While the organizational structure must necessary be somewhat formal, it is impossible and impractical to think any particular structure as permanent. In fact, a number of events can trigger the need to evaluate the efficiency and adequacy of the company’s current organizational structure. For example, changes may occur in the external environment including advances in technology, strategic changes by competitors, new regulations or deregulation in areas important to the products and services of the organization, and shifts in consumer preferences. Internal changes include turnover in key personnel, political skirmishes among departments and strategic changes such as entering into new markets or launching new products.

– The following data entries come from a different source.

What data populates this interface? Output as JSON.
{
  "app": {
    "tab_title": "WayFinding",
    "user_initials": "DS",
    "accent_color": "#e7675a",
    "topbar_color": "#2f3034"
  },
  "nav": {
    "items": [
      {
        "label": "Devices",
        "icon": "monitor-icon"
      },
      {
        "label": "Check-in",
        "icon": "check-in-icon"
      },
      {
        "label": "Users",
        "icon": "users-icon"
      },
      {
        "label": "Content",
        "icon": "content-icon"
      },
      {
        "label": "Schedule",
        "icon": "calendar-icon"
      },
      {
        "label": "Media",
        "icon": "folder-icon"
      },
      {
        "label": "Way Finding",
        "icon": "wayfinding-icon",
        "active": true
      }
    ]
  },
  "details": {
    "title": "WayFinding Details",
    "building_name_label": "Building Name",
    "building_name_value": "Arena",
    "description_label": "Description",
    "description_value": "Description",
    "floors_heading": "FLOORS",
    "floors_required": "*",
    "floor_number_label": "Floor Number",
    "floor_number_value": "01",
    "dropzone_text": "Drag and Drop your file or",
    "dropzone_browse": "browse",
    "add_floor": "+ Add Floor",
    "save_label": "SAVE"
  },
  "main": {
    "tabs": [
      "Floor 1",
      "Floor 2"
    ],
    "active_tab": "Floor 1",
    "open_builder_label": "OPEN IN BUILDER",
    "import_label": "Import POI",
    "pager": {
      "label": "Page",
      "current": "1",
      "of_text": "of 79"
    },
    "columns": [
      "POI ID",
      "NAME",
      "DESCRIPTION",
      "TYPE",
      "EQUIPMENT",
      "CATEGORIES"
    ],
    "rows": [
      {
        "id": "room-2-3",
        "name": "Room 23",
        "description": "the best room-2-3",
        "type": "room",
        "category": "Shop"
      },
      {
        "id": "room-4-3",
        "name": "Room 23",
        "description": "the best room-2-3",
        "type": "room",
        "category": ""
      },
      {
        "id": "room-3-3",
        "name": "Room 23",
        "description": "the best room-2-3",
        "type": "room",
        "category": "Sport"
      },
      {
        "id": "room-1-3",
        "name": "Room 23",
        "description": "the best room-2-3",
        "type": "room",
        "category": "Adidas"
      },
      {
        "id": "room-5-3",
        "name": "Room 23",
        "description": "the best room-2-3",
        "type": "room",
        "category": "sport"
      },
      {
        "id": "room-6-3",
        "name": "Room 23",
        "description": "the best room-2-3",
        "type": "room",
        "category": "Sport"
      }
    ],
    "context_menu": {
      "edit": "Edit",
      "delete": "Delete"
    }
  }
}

Before embarking on any major change in a company’s organizational structure several questions should be raised and answered. First, will the change add significantly to the strength of the business and improve operations in a way that is readily apparent to all interested parties? Second, is the change directed at a source of a performance gap or merely upon a symptom? For example, structural change is appropriate when there is a need to reconfigure groups in order to foster more efficient communication and coordination; however, if the real problem is ill feelings between groups of employees then structural change alone will not resolve the issue. Third, how will the proposed changes be interpreted by the affected parties (i.e., managers and employees), particularly those that are not part of the management team that has decided to implement the changes? Unless the reasons for the changes are clearly communicated, mid-level managers and line employees may view the changes as punitive or as changes in values that are not intended by senior management. Therefore it is important for senior management to consider in advance how the changes will be perceived from different vantages points within the organization and this requires insight into how the informal structures of the organization work. Finally, is the change consistent with the values of the company and its reward systems? In particular, there must be ways for managers and employees to demonstrate that they are implementing the changes and incentives must be established to recognize those that support the implementation.